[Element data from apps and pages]

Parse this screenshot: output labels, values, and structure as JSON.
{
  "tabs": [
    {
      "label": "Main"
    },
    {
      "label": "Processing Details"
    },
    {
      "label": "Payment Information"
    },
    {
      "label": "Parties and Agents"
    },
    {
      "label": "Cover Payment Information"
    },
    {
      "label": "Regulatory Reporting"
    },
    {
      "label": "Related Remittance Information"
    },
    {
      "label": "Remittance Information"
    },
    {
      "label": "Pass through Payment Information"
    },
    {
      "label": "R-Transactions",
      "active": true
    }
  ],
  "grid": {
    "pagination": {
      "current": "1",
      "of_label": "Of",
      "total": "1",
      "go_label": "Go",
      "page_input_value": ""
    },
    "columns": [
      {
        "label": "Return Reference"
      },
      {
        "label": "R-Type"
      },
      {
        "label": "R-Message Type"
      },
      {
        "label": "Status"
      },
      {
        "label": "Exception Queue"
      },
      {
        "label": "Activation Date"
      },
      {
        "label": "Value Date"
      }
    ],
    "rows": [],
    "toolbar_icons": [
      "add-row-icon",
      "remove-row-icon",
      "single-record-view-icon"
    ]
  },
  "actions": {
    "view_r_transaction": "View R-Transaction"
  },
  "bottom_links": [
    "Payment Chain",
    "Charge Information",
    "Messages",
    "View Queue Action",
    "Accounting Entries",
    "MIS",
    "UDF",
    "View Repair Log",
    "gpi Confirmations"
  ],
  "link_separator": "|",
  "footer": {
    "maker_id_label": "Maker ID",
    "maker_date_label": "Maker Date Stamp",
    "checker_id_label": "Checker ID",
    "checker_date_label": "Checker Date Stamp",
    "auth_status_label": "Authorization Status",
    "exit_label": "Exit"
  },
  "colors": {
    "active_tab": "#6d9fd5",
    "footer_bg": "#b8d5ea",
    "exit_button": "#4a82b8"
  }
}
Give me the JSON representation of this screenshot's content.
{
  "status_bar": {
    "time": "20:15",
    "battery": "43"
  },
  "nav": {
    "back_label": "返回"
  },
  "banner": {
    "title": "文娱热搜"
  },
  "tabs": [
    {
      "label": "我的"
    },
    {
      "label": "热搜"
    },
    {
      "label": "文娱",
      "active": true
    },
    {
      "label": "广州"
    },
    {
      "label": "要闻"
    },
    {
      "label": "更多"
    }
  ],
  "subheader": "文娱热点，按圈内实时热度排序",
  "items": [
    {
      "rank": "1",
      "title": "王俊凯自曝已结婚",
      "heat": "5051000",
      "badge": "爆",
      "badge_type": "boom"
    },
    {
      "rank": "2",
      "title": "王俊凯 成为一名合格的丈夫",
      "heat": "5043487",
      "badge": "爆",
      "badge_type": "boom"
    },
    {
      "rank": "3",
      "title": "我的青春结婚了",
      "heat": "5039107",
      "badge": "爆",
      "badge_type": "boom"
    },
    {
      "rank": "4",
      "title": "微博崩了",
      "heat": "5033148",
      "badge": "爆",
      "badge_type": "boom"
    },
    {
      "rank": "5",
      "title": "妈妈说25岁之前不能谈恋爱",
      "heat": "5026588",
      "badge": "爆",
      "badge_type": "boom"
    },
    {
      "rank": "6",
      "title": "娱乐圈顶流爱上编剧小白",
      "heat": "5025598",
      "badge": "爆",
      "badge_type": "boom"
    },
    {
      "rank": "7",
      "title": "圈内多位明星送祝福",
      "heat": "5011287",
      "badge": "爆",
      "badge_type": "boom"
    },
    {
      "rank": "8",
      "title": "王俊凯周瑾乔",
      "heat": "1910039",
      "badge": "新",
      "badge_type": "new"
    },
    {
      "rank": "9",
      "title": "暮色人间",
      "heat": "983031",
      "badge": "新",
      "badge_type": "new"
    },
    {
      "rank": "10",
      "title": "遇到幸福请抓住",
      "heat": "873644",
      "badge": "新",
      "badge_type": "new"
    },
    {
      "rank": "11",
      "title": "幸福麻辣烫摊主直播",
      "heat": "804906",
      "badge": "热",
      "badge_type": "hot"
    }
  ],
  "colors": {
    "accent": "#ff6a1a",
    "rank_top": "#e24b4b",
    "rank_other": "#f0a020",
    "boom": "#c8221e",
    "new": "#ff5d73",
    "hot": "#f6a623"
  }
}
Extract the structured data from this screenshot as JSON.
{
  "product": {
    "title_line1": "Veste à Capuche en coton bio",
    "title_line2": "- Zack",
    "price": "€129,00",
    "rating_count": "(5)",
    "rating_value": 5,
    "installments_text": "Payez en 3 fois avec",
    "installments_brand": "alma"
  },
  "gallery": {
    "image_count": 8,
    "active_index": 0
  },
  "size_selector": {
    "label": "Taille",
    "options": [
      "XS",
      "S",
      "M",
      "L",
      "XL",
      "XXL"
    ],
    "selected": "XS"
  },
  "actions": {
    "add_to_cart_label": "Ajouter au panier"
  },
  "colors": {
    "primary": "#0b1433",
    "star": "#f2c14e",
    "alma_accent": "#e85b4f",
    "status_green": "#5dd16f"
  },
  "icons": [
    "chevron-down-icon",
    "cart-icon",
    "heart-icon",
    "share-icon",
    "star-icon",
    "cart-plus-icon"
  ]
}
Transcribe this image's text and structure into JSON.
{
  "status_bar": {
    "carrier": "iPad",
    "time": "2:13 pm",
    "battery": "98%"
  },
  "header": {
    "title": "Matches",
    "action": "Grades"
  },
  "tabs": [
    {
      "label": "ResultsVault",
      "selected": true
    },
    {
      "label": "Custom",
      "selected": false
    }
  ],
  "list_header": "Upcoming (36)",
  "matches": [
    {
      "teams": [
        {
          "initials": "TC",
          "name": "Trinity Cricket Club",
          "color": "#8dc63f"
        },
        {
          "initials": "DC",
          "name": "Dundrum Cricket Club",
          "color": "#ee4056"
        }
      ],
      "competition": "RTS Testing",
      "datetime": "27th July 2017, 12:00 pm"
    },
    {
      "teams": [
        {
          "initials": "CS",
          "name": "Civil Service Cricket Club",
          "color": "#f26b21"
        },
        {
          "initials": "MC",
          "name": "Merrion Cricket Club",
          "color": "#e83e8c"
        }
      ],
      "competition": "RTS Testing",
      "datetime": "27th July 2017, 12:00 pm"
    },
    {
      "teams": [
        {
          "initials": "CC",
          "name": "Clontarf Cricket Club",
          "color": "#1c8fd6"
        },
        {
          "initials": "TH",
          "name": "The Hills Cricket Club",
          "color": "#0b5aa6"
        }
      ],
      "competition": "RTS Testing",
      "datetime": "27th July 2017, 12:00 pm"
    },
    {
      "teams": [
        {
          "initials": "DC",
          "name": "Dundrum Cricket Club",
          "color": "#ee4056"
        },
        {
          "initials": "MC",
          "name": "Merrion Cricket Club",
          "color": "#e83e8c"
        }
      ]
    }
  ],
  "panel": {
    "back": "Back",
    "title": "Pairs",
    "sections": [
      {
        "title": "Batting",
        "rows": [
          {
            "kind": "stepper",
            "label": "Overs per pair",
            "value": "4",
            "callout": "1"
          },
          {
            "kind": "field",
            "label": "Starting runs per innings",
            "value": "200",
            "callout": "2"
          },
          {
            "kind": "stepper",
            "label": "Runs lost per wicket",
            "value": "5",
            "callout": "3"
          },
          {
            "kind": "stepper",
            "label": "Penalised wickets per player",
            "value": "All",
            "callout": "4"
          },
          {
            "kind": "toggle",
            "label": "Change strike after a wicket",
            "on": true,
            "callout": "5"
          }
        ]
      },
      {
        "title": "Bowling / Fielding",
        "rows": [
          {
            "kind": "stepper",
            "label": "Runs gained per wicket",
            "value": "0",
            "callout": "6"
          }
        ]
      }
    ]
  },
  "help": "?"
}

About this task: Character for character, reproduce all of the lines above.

Solution to the exercise:
Parse this screenshot: output labels, values, and structure as JSON.
{
  "tabs": [
    {
      "label": "Main"
    },
    {
      "label": "Processing Details"
    },
    {
      "label": "Payment Information"
    },
    {
      "label": "Parties and Agents"
    },
    {
      "label": "Cover Payment Information"
    },
    {
      "label": "Regulatory Reporting"
    },
    {
      "label": "Related Remittance Information"
    },
    {
      "label": "Remittance Information"
    },
    {
      "label": "Pass through Payment Information"
    },
    {
      "label": "R-Transactions",
      "active": true
    }
  ],
  "grid": {
    "pagination": {
      "current": "1",
      "of_label": "Of",
      "total": "1",
      "go_label": "Go",
      "page_input_value": ""
    },
    "columns": [
      {
        "label": "Return Reference"
      },
      {
        "label": "R-Type"
      },
      {
        "label": "R-Message Type"
      },
      {
        "label": "Status"
      },
      {
        "label": "Exception Queue"
      },
      {
        "label": "Activation Date"
      },
      {
        "label": "Value Date"
      }
    ],
    "rows": [],
    "toolbar_icons": [
      "add-row-icon",
      "remove-row-icon",
      "single-record-view-icon"
    ]
  },
  "actions": {
    "view_r_transaction": "View R-Transaction"
  },
  "bottom_links": [
    "Payment Chain",
    "Charge Information",
    "Messages",
    "View Queue Action",
    "Accounting Entries",
    "MIS",
    "UDF",
    "View Repair Log",
    "gpi Confirmations"
  ],
  "link_separator": "|",
  "footer": {
    "maker_id_label": "Maker ID",
    "maker_date_label": "Maker Date Stamp",
    "checker_id_label": "Checker ID",
    "checker_date_label": "Checker Date Stamp",
    "auth_status_label": "Authorization Status",
    "exit_label": "Exit"
  },
  "colors": {
    "active_tab": "#6d9fd5",
    "footer_bg": "#b8d5ea",
    "exit_button": "#4a82b8"
  }
}
Give me the JSON representation of this screenshot's content.
{
  "status_bar": {
    "time": "20:15",
    "battery": "43"
  },
  "nav": {
    "back_label": "返回"
  },
  "banner": {
    "title": "文娱热搜"
  },
  "tabs": [
    {
      "label": "我的"
    },
    {
      "label": "热搜"
    },
    {
      "label": "文娱",
      "active": true
    },
    {
      "label": "广州"
    },
    {
      "label": "要闻"
    },
    {
      "label": "更多"
    }
  ],
  "subheader": "文娱热点，按圈内实时热度排序",
  "items": [
    {
      "rank": "1",
      "title": "王俊凯自曝已结婚",
      "heat": "5051000",
      "badge": "爆",
      "badge_type": "boom"
    },
    {
      "rank": "2",
      "title": "王俊凯 成为一名合格的丈夫",
      "heat": "5043487",
      "badge": "爆",
      "badge_type": "boom"
    },
    {
      "rank": "3",
      "title": "我的青春结婚了",
      "heat": "5039107",
      "badge": "爆",
      "badge_type": "boom"
    },
    {
      "rank": "4",
      "title": "微博崩了",
      "heat": "5033148",
      "badge": "爆",
      "badge_type": "boom"
    },
    {
      "rank": "5",
      "title": "妈妈说25岁之前不能谈恋爱",
      "heat": "5026588",
      "badge": "爆",
      "badge_type": "boom"
    },
    {
      "rank": "6",
      "title": "娱乐圈顶流爱上编剧小白",
      "heat": "5025598",
      "badge": "爆",
      "badge_type": "boom"
    },
    {
      "rank": "7",
      "title": "圈内多位明星送祝福",
      "heat": "5011287",
      "badge": "爆",
      "badge_type": "boom"
    },
    {
      "rank": "8",
      "title": "王俊凯周瑾乔",
      "heat": "1910039",
      "badge": "新",
      "badge_type": "new"
    },
    {
      "rank": "9",
      "title": "暮色人间",
      "heat": "983031",
      "badge": "新",
      "badge_type": "new"
    },
    {
      "rank": "10",
      "title": "遇到幸福请抓住",
      "heat": "873644",
      "badge": "新",
      "badge_type": "new"
    },
    {
      "rank": "11",
      "title": "幸福麻辣烫摊主直播",
      "heat": "804906",
      "badge": "热",
      "badge_type": "hot"
    }
  ],
  "colors": {
    "accent": "#ff6a1a",
    "rank_top": "#e24b4b",
    "rank_other": "#f0a020",
    "boom": "#c8221e",
    "new": "#ff5d73",
    "hot": "#f6a623"
  }
}
Extract the structured data from this screenshot as JSON.
{
  "product": {
    "title_line1": "Veste à Capuche en coton bio",
    "title_line2": "- Zack",
    "price": "€129,00",
    "rating_count": "(5)",
    "rating_value": 5,
    "installments_text": "Payez en 3 fois avec",
    "installments_brand": "alma"
  },
  "gallery": {
    "image_count": 8,
    "active_index": 0
  },
  "size_selector": {
    "label": "Taille",
    "options": [
      "XS",
      "S",
      "M",
      "L",
      "XL",
      "XXL"
    ],
    "selected": "XS"
  },
  "actions": {
    "add_to_cart_label": "Ajouter au panier"
  },
  "colors": {
    "primary": "#0b1433",
    "star": "#f2c14e",
    "alma_accent": "#e85b4f",
    "status_green": "#5dd16f"
  },
  "icons": [
    "chevron-down-icon",
    "cart-icon",
    "heart-icon",
    "share-icon",
    "star-icon",
    "cart-plus-icon"
  ]
}
Transcribe this image's text and structure into JSON.
{
  "status_bar": {
    "carrier": "iPad",
    "time": "2:13 pm",
    "battery": "98%"
  },
  "header": {
    "title": "Matches",
    "action": "Grades"
  },
  "tabs": [
    {
      "label": "ResultsVault",
      "selected": true
    },
    {
      "label": "Custom",
      "selected": false
    }
  ],
  "list_header": "Upcoming (36)",
  "matches": [
    {
      "teams": [
        {
          "initials": "TC",
          "name": "Trinity Cricket Club",
          "color": "#8dc63f"
        },
        {
          "initials": "DC",
          "name": "Dundrum Cricket Club",
          "color": "#ee4056"
        }
      ],
      "competition": "RTS Testing",
      "datetime": "27th July 2017, 12:00 pm"
    },
    {
      "teams": [
        {
          "initials": "CS",
          "name": "Civil Service Cricket Club",
          "color": "#f26b21"
        },
        {
          "initials": "MC",
          "name": "Merrion Cricket Club",
          "color": "#e83e8c"
        }
      ],
      "competition": "RTS Testing",
      "datetime": "27th July 2017, 12:00 pm"
    },
    {
      "teams": [
        {
          "initials": "CC",
          "name": "Clontarf Cricket Club",
          "color": "#1c8fd6"
        },
        {
          "initials": "TH",
          "name": "The Hills Cricket Club",
          "color": "#0b5aa6"
        }
      ],
      "competition": "RTS Testing",
      "datetime": "27th July 2017, 12:00 pm"
    },
    {
      "teams": [
        {
          "initials": "DC",
          "name": "Dundrum Cricket Club",
          "color": "#ee4056"
        },
        {
          "initials": "MC",
          "name": "Merrion Cricket Club",
          "color": "#e83e8c"
        }
      ]
    }
  ],
  "panel": {
    "back": "Back",
    "title": "Pairs",
    "sections": [
      {
        "title": "Batting",
        "rows": [
          {
            "kind": "stepper",
            "label": "Overs per pair",
            "value": "4",
            "callout": "1"
          },
          {
            "kind": "field",
            "label": "Starting runs per innings",
            "value": "200",
            "callout": "2"
          },
          {
            "kind": "stepper",
            "label": "Runs lost per wicket",
            "value": "5",
            "callout": "3"
          },
          {
            "kind": "stepper",
            "label": "Penalised wickets per player",
            "value": "All",
            "callout": "4"
          },
          {
            "kind": "toggle",
            "label": "Change strike after a wicket",
            "on": true,
            "callout": "5"
          }
        ]
      },
      {
        "title": "Bowling / Fielding",
        "rows": [
          {
            "kind": "stepper",
            "label": "Runs gained per wicket",
            "value": "0",
            "callout": "6"
          }
        ]
      }
    ]
  },
  "help": "?"
}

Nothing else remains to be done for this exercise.